Theatre critic John Lahr recalls his mother, showgirl Mildred Lahr, in "My Mother the Ziegfeld Girl," published in the May 13 issue of The New Yorker magazine.
The memoir forms a companion piece to Notes on a Cowardly Lion, Lahr's acclaimed biography of his father, comedian Bert Lahr, who played the Cowardly Lion in the film The Wizard of Oz and starred in Broadway musicals.
In the New Yorker article, Lahr writes about his how his mother grew up in an emotionally neglectful household, and learned to rely on her looks to win approval. She made her N.Y. stage debut as the prize in a beauty contest, and went on to appear in the choruses of several Broadway revues, including George White's Scandals of 1931, where she met Lahr and married him soon after.
"She loved Satchmo and Ella Fitzgerald, especially when they sang Cole Porter," Lahr writes. "Mom and Dad had lived ion the same floor of the Waldorf Towers as Porter in 1940, when they were first married and Dad was starring with Ethel Merman in Porter's DuBarry Was a Lady."

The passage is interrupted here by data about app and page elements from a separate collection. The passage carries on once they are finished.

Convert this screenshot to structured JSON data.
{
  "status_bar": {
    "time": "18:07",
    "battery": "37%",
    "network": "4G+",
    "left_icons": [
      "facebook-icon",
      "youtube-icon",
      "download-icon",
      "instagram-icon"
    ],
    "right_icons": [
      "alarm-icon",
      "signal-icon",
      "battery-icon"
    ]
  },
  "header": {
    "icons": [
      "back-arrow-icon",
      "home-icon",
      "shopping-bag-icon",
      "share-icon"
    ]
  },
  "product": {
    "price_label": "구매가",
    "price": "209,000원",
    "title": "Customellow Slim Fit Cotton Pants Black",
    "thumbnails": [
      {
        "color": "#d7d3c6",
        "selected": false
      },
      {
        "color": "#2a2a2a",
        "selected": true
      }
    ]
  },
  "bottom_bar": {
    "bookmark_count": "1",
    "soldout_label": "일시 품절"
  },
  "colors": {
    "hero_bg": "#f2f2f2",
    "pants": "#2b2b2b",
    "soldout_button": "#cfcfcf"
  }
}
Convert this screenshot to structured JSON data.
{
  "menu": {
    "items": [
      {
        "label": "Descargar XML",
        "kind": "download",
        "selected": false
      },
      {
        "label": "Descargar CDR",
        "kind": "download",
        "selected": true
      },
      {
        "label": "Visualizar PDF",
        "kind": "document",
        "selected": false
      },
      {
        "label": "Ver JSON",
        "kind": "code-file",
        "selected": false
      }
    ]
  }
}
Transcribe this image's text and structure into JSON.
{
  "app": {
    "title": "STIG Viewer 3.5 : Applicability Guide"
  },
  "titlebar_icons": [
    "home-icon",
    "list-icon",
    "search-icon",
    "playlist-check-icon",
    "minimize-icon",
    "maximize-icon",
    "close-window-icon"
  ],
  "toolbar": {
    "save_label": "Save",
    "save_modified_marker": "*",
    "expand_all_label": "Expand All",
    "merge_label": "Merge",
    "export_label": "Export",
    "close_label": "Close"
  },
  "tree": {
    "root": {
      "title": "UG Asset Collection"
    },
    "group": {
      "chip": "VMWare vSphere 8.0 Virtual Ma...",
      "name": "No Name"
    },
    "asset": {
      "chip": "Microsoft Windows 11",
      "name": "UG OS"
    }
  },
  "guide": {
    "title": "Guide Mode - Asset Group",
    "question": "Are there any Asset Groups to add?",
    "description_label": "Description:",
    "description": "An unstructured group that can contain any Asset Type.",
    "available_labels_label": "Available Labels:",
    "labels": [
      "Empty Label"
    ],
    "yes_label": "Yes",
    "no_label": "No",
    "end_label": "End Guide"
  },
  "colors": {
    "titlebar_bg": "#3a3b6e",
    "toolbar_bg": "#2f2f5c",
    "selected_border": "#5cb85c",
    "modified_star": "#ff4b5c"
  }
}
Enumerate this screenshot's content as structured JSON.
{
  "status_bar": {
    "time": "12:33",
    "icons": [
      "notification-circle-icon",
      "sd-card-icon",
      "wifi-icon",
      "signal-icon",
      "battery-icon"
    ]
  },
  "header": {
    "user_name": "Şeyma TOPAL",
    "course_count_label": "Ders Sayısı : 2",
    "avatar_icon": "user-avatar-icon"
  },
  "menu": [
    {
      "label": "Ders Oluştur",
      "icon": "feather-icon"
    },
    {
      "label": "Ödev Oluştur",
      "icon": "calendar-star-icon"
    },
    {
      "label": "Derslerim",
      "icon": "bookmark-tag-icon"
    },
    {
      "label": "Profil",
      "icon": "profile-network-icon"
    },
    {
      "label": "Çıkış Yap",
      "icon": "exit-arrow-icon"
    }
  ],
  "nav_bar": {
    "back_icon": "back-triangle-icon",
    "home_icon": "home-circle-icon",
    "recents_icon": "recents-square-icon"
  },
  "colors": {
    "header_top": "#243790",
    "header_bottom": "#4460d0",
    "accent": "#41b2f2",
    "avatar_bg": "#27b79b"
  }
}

The article is accompanied by a fetching photo of his mother in her prime, beaming in a bathing suit on the running board of an old car. The story goes on to chronicle the often stormy but genuinely affectionate relationship between the comic and the showgirl, delving into his mother's infidelities and expanding further on his father's poignant insecurities, as chronicled in the earlier book.